Picture perfect: Part of the eclectic John Derian collection for Designers Guild

Picture perfect: Part of the eclectic John Derian collection for Designers Guild

One of the most wellknown contemporary decoupage artists is John Derian, who along with his small team creates handmade platters, paperweights, coasters and bowls from his studio in New York. 

Derian first mastered the art in 1989.

'I had been drawn to paper ephemera since the early Eighties after finding some antique prints. I was surprised how vivid the colours were for something so old,' he says.

'A fellow artisan came into the shop where I was working and said, “I don't have time to do anything with these plates but people are gluing images underneath”, so I took them to my studio and that's where it began.' 

He has teamed up with iconic British interiors brand, Designers Guild, to produce an exclusive range of fabrics, wallpapers and accessories. 

Called Picture Book, it draws on Derian's extensive archive of vintage decoupage prints, and features botanical illustrations and shells, as well as a range of floral motifs.

'It's exciting to see some of my favourite images used in bold new ways,' he says. Fabric starts at £65 per metre and wallpaper at £65 per roll, designersguild.com. 

Vase with class: An intricate decoupage piece by the artist Jill Barnes-Dacey 

Vase with class: An intricate decoupage piece by the artist Jill Barnes-Dacey 

Jill Barnes-Dacey is another artist who has been making both paper and glass decoupage for 25 years. A former art dealer, she was taught how to decoupage on to glass by Danish artist Dorthe Dencker, and is now a master of the technique.
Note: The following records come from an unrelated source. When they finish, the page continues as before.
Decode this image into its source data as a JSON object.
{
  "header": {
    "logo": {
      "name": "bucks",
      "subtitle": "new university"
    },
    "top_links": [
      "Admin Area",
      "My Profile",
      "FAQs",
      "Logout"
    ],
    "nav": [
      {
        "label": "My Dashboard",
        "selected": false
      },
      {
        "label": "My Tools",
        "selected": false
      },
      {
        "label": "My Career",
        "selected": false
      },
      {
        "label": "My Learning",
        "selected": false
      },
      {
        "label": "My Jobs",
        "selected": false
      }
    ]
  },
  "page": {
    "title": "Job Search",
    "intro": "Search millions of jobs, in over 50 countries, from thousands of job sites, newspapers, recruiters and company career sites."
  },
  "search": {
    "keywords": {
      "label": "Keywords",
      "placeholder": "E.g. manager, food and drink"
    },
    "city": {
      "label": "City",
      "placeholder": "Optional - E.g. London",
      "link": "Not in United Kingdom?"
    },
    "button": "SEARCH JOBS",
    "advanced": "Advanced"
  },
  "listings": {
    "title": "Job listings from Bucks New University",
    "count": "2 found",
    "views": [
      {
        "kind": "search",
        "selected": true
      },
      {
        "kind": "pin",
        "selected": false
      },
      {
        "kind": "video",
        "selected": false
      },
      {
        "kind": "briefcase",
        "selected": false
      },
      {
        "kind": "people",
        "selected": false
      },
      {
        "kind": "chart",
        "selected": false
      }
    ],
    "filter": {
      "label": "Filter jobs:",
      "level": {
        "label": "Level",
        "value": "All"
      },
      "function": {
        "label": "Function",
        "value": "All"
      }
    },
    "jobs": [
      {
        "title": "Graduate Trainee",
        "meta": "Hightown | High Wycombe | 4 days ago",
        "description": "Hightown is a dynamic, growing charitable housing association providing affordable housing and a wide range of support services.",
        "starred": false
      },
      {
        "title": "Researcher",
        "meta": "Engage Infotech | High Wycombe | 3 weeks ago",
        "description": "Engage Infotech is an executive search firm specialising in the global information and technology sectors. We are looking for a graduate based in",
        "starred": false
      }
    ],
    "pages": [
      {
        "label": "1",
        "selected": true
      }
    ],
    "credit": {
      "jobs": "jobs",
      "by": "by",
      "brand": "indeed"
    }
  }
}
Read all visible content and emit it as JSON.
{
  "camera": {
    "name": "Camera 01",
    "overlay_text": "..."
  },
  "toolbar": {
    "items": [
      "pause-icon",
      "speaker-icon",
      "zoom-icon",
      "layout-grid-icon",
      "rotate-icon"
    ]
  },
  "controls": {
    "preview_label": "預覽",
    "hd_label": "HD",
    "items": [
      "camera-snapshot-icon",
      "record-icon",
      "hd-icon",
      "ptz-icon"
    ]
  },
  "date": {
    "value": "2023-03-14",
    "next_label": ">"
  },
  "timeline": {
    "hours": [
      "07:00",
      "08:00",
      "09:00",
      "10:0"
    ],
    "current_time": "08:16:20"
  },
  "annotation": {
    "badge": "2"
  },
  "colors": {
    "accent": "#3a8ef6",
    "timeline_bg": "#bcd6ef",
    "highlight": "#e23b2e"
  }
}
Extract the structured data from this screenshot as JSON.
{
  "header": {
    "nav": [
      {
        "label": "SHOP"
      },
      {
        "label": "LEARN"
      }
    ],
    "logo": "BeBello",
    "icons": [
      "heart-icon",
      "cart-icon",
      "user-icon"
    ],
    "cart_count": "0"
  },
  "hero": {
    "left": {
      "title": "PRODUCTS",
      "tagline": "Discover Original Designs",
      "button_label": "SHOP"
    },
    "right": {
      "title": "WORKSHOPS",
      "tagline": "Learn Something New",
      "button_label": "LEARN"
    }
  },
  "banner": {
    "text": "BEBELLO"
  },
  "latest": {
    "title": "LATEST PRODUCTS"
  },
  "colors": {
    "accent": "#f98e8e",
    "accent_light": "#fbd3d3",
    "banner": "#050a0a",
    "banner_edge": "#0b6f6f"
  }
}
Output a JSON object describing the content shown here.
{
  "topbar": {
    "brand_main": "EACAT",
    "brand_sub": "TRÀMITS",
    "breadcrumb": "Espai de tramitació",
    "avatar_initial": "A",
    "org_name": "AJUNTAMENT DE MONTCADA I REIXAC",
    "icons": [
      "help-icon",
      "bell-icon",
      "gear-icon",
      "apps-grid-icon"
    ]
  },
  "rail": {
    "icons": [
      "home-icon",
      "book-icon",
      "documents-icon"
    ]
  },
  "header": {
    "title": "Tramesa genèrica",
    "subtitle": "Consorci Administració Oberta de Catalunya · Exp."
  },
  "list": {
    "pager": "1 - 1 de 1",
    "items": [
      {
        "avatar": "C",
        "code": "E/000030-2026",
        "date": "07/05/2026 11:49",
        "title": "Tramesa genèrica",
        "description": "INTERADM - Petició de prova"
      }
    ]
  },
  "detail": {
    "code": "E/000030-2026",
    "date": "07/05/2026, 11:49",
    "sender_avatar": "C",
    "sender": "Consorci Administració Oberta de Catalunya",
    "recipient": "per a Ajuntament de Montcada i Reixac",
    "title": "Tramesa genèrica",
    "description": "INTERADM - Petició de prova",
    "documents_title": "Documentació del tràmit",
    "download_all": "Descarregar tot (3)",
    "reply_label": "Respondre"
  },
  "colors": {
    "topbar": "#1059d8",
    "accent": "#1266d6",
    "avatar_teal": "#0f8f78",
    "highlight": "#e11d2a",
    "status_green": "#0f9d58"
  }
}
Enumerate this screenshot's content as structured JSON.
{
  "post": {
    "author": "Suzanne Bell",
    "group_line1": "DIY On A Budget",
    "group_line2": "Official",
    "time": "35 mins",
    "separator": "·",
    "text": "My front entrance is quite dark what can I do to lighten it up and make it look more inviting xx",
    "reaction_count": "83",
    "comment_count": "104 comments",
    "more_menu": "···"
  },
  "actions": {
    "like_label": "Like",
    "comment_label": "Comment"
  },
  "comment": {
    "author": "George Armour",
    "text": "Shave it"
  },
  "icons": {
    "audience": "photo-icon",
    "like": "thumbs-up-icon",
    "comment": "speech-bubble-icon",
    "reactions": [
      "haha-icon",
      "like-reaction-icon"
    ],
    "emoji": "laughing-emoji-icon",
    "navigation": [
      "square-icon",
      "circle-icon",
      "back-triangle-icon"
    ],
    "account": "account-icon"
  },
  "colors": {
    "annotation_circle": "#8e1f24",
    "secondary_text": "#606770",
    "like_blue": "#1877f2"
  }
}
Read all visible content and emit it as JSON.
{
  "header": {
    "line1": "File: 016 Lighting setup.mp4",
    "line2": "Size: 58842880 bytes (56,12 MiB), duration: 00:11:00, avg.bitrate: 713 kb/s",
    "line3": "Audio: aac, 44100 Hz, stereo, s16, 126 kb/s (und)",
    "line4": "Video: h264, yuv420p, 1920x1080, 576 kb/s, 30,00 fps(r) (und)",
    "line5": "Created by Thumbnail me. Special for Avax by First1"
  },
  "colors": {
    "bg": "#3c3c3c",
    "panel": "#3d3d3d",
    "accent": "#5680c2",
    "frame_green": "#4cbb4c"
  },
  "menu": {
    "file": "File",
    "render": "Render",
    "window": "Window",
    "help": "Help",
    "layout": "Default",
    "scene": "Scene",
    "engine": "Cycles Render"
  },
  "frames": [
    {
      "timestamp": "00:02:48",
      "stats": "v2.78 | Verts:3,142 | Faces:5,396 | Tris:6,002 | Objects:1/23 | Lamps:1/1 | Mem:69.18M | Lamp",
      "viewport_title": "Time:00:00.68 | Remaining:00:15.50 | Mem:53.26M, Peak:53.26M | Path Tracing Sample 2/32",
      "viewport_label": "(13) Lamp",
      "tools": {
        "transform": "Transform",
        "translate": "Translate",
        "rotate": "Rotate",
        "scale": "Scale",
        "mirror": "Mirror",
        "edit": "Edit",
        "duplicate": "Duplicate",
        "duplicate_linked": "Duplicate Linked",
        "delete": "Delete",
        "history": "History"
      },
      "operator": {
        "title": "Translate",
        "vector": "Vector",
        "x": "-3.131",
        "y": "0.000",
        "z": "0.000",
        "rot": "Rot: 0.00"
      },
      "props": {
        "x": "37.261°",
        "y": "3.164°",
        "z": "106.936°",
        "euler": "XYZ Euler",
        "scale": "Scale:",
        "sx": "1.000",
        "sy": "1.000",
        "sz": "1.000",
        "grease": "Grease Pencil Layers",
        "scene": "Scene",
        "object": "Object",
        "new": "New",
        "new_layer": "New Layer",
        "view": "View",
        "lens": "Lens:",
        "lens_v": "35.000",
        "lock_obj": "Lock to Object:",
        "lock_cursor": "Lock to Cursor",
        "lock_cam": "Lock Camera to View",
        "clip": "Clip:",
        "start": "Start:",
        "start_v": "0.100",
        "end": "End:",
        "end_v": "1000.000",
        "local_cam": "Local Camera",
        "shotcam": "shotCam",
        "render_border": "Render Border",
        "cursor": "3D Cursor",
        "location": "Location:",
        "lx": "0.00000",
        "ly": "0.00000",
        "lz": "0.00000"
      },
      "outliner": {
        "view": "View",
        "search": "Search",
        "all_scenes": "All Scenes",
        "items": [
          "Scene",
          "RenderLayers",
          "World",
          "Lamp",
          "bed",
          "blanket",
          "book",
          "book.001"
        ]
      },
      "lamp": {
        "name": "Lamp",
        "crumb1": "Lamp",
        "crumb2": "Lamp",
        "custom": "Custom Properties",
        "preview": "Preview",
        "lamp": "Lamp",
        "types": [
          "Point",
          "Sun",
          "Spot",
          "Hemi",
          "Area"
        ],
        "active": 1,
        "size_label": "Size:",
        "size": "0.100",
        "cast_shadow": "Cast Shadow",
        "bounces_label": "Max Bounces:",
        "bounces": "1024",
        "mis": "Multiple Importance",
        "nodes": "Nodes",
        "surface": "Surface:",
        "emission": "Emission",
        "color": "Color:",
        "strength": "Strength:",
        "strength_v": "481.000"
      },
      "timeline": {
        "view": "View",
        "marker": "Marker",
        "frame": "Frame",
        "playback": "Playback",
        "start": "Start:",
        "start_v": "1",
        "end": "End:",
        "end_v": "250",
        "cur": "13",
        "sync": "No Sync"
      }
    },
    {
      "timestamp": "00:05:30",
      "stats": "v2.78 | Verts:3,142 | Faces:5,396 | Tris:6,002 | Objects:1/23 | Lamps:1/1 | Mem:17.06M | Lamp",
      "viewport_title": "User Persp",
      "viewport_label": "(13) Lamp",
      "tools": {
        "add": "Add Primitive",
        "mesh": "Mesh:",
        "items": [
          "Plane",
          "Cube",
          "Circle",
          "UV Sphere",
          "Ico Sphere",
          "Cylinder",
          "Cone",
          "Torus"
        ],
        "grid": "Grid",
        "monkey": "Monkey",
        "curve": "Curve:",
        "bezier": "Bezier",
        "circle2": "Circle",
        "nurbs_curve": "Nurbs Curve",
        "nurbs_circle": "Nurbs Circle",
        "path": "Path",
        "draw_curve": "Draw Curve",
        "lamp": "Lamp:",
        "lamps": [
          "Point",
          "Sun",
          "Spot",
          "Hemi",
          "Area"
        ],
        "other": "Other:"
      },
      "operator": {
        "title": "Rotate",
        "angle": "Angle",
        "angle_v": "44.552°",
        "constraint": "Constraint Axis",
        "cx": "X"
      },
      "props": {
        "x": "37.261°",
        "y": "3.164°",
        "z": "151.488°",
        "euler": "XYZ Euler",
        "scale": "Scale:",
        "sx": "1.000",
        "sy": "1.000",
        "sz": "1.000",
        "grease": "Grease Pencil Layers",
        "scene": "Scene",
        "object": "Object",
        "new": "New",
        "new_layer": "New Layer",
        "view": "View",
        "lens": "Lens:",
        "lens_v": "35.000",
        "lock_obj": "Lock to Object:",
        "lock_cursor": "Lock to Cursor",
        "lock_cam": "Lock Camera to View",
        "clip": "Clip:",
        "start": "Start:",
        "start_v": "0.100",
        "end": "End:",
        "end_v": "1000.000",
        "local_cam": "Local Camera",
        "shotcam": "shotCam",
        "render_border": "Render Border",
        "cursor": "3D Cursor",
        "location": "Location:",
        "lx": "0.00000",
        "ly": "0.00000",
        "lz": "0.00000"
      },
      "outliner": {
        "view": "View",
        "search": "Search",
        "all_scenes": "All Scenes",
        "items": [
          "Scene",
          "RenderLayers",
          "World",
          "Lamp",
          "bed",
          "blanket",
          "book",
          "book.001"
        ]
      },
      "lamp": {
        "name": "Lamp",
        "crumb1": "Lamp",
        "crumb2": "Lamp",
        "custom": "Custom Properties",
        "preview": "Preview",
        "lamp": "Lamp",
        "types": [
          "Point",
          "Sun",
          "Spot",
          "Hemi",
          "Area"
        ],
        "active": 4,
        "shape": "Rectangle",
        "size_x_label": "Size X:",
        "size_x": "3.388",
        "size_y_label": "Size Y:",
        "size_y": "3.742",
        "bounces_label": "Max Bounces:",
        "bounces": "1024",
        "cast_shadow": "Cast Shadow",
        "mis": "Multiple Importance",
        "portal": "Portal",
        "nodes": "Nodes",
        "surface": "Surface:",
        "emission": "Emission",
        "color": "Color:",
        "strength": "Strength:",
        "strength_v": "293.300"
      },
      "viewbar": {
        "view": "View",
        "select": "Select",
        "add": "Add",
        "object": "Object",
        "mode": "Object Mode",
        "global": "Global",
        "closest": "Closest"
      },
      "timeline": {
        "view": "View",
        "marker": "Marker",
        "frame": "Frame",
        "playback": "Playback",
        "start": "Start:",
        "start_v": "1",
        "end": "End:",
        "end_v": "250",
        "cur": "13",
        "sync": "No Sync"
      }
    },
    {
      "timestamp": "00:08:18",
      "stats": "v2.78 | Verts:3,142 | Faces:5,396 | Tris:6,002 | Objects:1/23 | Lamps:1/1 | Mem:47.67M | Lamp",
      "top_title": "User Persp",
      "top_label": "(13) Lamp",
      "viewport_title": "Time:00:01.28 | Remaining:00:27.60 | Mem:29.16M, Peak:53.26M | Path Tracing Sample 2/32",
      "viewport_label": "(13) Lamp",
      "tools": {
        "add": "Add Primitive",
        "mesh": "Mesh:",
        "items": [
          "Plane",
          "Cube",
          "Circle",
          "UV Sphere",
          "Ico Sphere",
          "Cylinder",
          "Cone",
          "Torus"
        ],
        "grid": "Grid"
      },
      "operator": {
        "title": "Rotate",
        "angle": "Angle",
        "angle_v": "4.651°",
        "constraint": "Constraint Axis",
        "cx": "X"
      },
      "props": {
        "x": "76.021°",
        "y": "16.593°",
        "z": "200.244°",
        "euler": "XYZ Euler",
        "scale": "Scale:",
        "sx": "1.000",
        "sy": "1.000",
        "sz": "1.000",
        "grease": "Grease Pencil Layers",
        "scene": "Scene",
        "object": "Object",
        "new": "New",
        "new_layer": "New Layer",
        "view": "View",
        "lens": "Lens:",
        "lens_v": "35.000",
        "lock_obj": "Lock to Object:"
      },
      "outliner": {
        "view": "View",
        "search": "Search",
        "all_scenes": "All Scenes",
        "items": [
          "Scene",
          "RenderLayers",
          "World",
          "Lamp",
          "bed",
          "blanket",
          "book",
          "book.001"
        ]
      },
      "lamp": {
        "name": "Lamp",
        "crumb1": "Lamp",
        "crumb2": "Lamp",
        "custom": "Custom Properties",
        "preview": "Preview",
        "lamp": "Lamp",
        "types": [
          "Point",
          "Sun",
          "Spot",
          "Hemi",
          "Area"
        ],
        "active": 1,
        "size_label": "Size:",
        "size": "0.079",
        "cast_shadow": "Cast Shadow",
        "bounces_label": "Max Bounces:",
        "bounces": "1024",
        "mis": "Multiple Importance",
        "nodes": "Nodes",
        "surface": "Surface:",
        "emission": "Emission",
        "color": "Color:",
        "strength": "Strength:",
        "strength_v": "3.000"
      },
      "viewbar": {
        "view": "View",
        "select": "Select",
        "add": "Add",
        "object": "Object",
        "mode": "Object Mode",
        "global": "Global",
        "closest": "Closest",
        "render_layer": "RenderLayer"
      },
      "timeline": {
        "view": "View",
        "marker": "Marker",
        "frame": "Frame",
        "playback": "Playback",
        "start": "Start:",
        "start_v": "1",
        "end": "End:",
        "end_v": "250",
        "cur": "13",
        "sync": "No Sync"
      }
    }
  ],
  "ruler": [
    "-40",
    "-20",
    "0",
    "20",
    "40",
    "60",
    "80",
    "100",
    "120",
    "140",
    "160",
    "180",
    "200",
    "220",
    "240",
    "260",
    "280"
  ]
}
'I use antique books, vintage auction catalogues, anatomy books, botanical drawings — an archive of imagery to make pieces that are one-off,' she says. 'My work is collaged on both sides. I love it because the sky's the limit.' Work starts at £400. She also takes commissions and runs masterclasses — the next UK-based one is in April (jillbarnesdacey.com).

Less expensive examples of glass decoupage can be found at Pentreath & Hall which stocks a range of home accessories by John Derian and Bridie Hall, from £45, pentreath-hall.com.

Plate up! John Derian's work, like this butterfly plate, is also available at Pentreath & Hall

Plate up! John Derian's work, like this butterfly plate, is also available at Pentreath & Hall

For larger, contemporary furniture, try Etsy. 

Among the items listed are pieces by South-East London based upcycler Zoe Pocock of Muck N Brass, who uses modern wallpapers and varnish to transform unwanted vintage items.

'Decoupage can change old brown furniture into a real statement piece,' she says. Zoe also runs upcycling workshops, mucknbrass.com.

 

Tags Property

ABOUT THE AUTHOR celebrityrave

Journalist, writer and broadcaster, based in London and Paris, her latest book is Touché: A French Woman's Take on the English. Read more articles from Agnes.

related articles

Celebrity News